New Research at NIH Could Lead to Breakthroughs for People with Early Onset Parkinson's Disease

Sue Laux, PAN’s Tennessee State Director, recently participated in an exciting clinical trial at the National Institutes of Health (NIH) to create a stem cell line, which may one day lead to the prevention of or delay in the progression of early onset Parkinson's disease.

Sue, who was diagnosed with early onset Parkinson’s in 1987 at age 37, is also one of the few people who has a Parkinson’s gene called parkinson protein 2, also known as PARK2. According to the NIH website, researchers have identified more than 200 PARK2 gene mutations that cause Parkinson disease. Mutations in this gene are associated with early onset Parkinson disease, which appears before age 50.

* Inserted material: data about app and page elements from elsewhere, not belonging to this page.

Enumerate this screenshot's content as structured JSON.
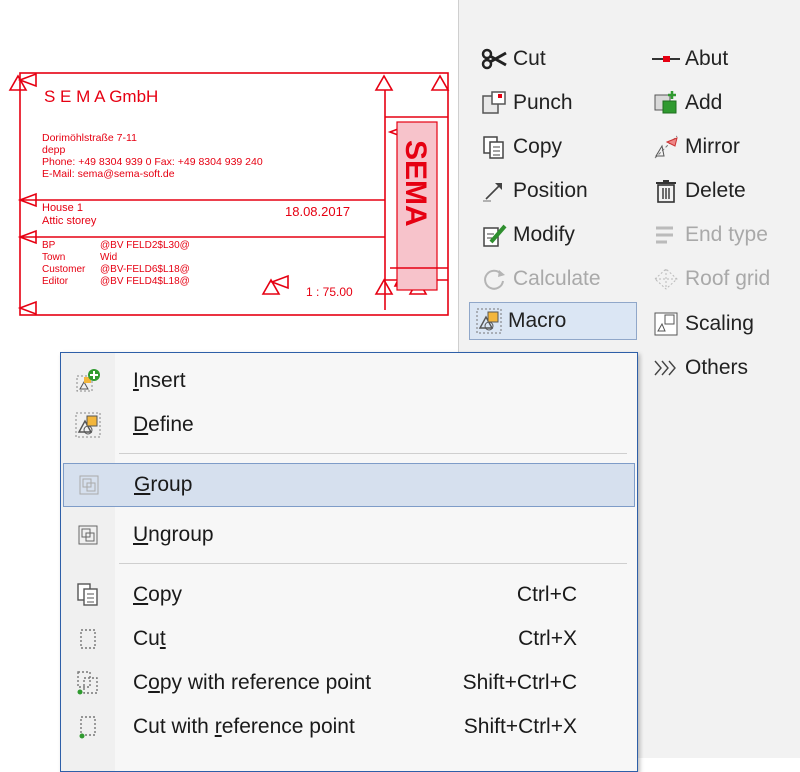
{
  "stamp": {
    "company": "S E M A GmbH",
    "address_lines": [
      "Dorimöhlstraße 7-11",
      "depp",
      "Phone: +49 8304 939 0  Fax: +49 8304 939 240",
      "E-Mail: sema@sema-soft.de"
    ],
    "house": "House 1",
    "storey": "Attic storey",
    "date": "18.08.2017",
    "fields": [
      {
        "label": "BP",
        "value": "@BV FELD2$L30@"
      },
      {
        "label": "Town",
        "value": "Wid"
      },
      {
        "label": "Customer",
        "value": "@BV-FELD6$L18@"
      },
      {
        "label": "Editor",
        "value": "@BV FELD4$L18@"
      }
    ],
    "scale": "1 : 75.00",
    "logo": "SEMA",
    "color": "#e60012"
  },
  "ribbon": {
    "left": [
      {
        "label": "Cut",
        "icon": "scissors-icon",
        "enabled": true
      },
      {
        "label": "Punch",
        "icon": "punch-icon",
        "enabled": true
      },
      {
        "label": "Copy",
        "icon": "copy-icon",
        "enabled": true
      },
      {
        "label": "Position",
        "icon": "position-icon",
        "enabled": true
      },
      {
        "label": "Modify",
        "icon": "modify-icon",
        "enabled": true
      },
      {
        "label": "Calculate",
        "icon": "calculate-icon",
        "enabled": false
      },
      {
        "label": "Macro",
        "icon": "macro-icon",
        "enabled": true,
        "selected": true
      }
    ],
    "right": [
      {
        "label": "Abut",
        "icon": "abut-icon",
        "enabled": true
      },
      {
        "label": "Add",
        "icon": "add-icon",
        "enabled": true
      },
      {
        "label": "Mirror",
        "icon": "mirror-icon",
        "enabled": true
      },
      {
        "label": "Delete",
        "icon": "delete-icon",
        "enabled": true
      },
      {
        "label": "End type",
        "icon": "end-type-icon",
        "enabled": false
      },
      {
        "label": "Roof grid",
        "icon": "roof-grid-icon",
        "enabled": false
      },
      {
        "label": "Scaling",
        "icon": "scaling-icon",
        "enabled": true
      },
      {
        "label": "Others",
        "icon": "others-chevron-icon",
        "enabled": true
      }
    ]
  },
  "menu": {
    "items": [
      {
        "pre": "",
        "key": "I",
        "post": "nsert",
        "shortcut": "",
        "icon": "insert-icon"
      },
      {
        "pre": "",
        "key": "D",
        "post": "efine",
        "shortcut": "",
        "icon": "define-icon"
      },
      {
        "pre": "",
        "key": "G",
        "post": "roup",
        "shortcut": "",
        "icon": "group-icon",
        "highlighted": true
      },
      {
        "pre": "",
        "key": "U",
        "post": "ngroup",
        "shortcut": "",
        "icon": "ungroup-icon"
      },
      {
        "pre": "",
        "key": "C",
        "post": "opy",
        "shortcut": "Ctrl+C",
        "icon": "copy-icon"
      },
      {
        "pre": "Cu",
        "key": "t",
        "post": "",
        "shortcut": "Ctrl+X",
        "icon": "cut-icon"
      },
      {
        "pre": "C",
        "key": "o",
        "post": "py with reference point",
        "shortcut": "Shift+Ctrl+C",
        "icon": "copy-reference-icon"
      },
      {
        "pre": "Cut with ",
        "key": "r",
        "post": "eference point",
        "shortcut": "Shift+Ctrl+X",
        "icon": "cut-reference-icon"
      }
    ],
    "accent": "#2e5fa8",
    "highlight": "#d6e0ee"
  }
}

Sue said she learned she had the PARK2 gene in June, but has been participating in various studies at NIH since 2003. Sue has had several family members diagnosed with Parkinson’s, including one of her siblings, who was diagnosed with early onset, and an uncle and cousin on her maternal side.  She felt chances of having a gene were high. Sue said she is excited about the most recent trial, which will enable scientists to learn so much more about the disease from her stem cell line and called this study the “grand daddy” of all trials she’s worked on.

“When I was first diagnosed there was talk about finding a cure in five to 10 years, and we thought we’d find a cure in the 1990s,” she said. “But here we are and we still don’t understand how Parkinson’s works in the body. I think this is very exciting because I’ve spent a lot of time doing research studies and sooner or later they have to find something. I’m willing to keep plugging away at it.”

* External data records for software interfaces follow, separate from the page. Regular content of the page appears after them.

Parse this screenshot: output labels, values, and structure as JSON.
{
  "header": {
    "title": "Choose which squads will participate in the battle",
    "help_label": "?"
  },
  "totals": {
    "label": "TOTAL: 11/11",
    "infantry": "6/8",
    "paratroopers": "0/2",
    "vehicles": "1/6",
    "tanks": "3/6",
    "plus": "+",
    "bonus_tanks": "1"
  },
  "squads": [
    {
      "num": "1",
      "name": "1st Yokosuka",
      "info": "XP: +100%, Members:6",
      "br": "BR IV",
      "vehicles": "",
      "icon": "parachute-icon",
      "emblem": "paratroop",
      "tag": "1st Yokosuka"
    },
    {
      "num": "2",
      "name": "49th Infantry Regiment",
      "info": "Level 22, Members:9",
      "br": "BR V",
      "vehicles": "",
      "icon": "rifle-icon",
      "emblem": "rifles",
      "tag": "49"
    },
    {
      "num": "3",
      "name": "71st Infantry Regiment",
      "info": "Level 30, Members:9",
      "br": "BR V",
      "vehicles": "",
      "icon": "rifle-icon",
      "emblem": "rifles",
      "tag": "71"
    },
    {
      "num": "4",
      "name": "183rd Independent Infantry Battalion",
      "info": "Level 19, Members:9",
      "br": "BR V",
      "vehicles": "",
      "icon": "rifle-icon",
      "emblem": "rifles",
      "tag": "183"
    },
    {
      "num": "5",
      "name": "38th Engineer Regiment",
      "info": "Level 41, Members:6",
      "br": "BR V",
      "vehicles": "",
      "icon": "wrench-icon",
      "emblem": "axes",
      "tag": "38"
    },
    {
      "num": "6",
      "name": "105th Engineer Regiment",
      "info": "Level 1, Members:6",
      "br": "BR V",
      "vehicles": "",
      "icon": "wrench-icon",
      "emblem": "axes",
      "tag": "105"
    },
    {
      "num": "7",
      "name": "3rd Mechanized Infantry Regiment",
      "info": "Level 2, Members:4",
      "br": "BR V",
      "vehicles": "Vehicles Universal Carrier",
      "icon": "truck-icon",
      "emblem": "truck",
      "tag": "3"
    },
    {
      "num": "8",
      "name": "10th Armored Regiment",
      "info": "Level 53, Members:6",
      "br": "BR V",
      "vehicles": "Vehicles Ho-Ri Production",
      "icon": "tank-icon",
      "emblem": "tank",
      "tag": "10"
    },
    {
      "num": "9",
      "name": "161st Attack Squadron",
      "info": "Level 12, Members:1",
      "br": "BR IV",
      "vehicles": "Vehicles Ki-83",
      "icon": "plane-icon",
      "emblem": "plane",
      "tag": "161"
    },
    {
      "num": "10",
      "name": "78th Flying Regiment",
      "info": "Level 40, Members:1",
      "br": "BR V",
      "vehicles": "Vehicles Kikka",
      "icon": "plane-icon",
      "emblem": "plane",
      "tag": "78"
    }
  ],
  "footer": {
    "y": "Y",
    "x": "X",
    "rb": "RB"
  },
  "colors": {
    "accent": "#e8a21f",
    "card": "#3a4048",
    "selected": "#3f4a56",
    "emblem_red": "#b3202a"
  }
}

The researcher leading this work at NIH is Dr. Michael Sack, senior investigator for the Laboratory of Mitochondrial Biology and Metabolism. Dr. Sack’s laboratory focuses on modifications of proteins that play pivotal roles in metabolism and mitochondrial function to understand how these modifications affect disease risk. Advances in this work could help people with diabetes, obesity, cardiovascular disease, and early onset Parkinson’s disease.

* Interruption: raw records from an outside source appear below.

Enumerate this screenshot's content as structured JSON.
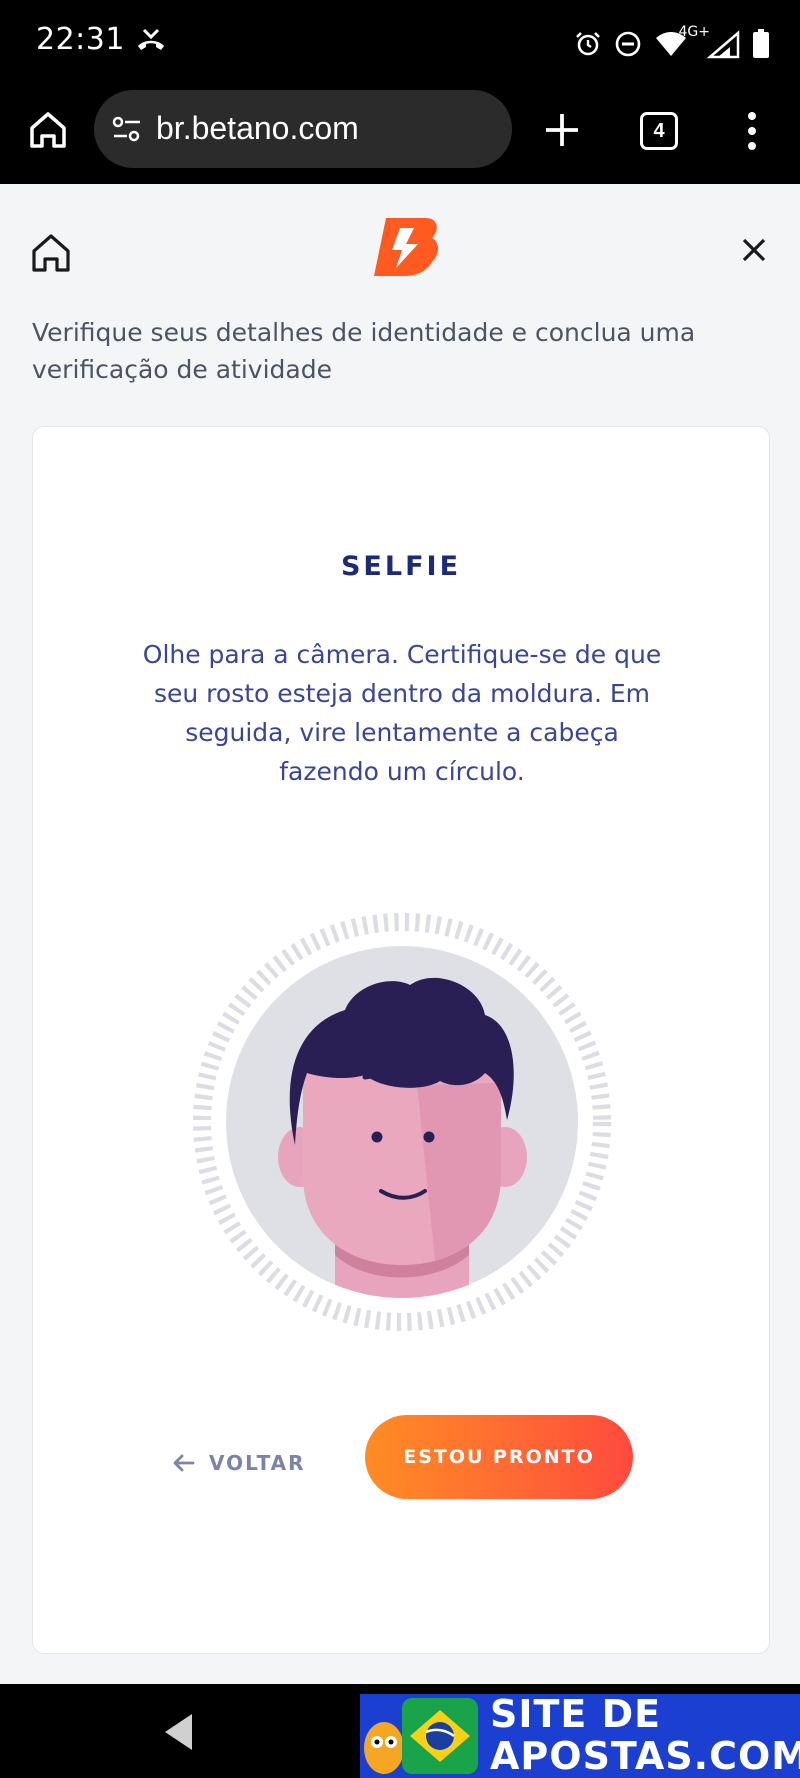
{
  "status_bar": {
    "time": "22:31",
    "network": "4G+",
    "icons": [
      "missed-call-icon",
      "alarm-icon",
      "do-not-disturb-icon",
      "wifi-icon",
      "signal-icon",
      "battery-icon"
    ]
  },
  "browser": {
    "url": "br.betano.com",
    "tab_count": "4",
    "icons": [
      "home-icon",
      "site-settings-icon",
      "plus-icon",
      "more-vert-icon"
    ]
  },
  "page": {
    "brand": "B",
    "intro": "Verifique seus detalhes de identidade e conclua uma verificação de atividade",
    "card": {
      "title": "SELFIE",
      "description": "Olhe para a câmera. Certifique-se de que seu rosto esteja dentro da moldura. Em seguida, vire lentamente a cabeça fazendo um círculo.",
      "back_label": "VOLTAR",
      "ready_label": "ESTOU PRONTO"
    }
  },
  "watermark": {
    "line1": "SITE DE",
    "line2": "APOSTAS.COM"
  },
  "colors": {
    "brand_orange": "#ff5a1f",
    "title_navy": "#1c2a7a",
    "desc_blue": "#3a4596",
    "button_gradient_start": "#ff8c24",
    "button_gradient_end": "#ff4a3d",
    "page_bg": "#f4f5f7",
    "watermark_blue": "#1a3fd1"
  }
}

Dr. Sack said that they have three people who have been identified as having the mutation in the PARK2 gene and have agreed to have stem cells created. He would like to find at least seven to 12 more in order to have a good sample size. Dr. Sack's team is specifically going to be looking at how mutations in the PARK2 gene affect the ability of cells to take up fat. While fat is often associated with negative effects on the heart and other parts of the body, fat and cholesterol are actually very important in brain development, as well as, to enable the brain to remain healthy and to repair itself in response to its regular activity.  This study will help determine whether the PARK2 mutation’s interaction with fat causes early onset Parkinson’s disease to develop in people. From there, he said they might be able to determine if any molecules or compounds can actually reverse or slow down the progression of the effects on the brain.

Dr. Sack said the first step in getting this work completed is to find the people with the right gene to participate in the study. To make it easier for people with Parkinson’s to participate, his NIH lab is willing to have people send their blood by mail to determine if they have the gene before they have to travel to Bethesda, Maryland, where NIH is headquartered.  

While this research is just getting underway, Dr. Sack said he expects the research to take about two years to complete once they have enough people participating in the study.

People who have been diagnosed with early onset Parkinson’s disease and who are interested in participating in this study may contact Dr. Sack directly.

To learn more about participating in other clinical trials, visit the NIH clinical trials website at or The Michael J. Fox Foundation for Parkinson’s Research’s Trial Finder at


Date originally posted: August 23, 2013.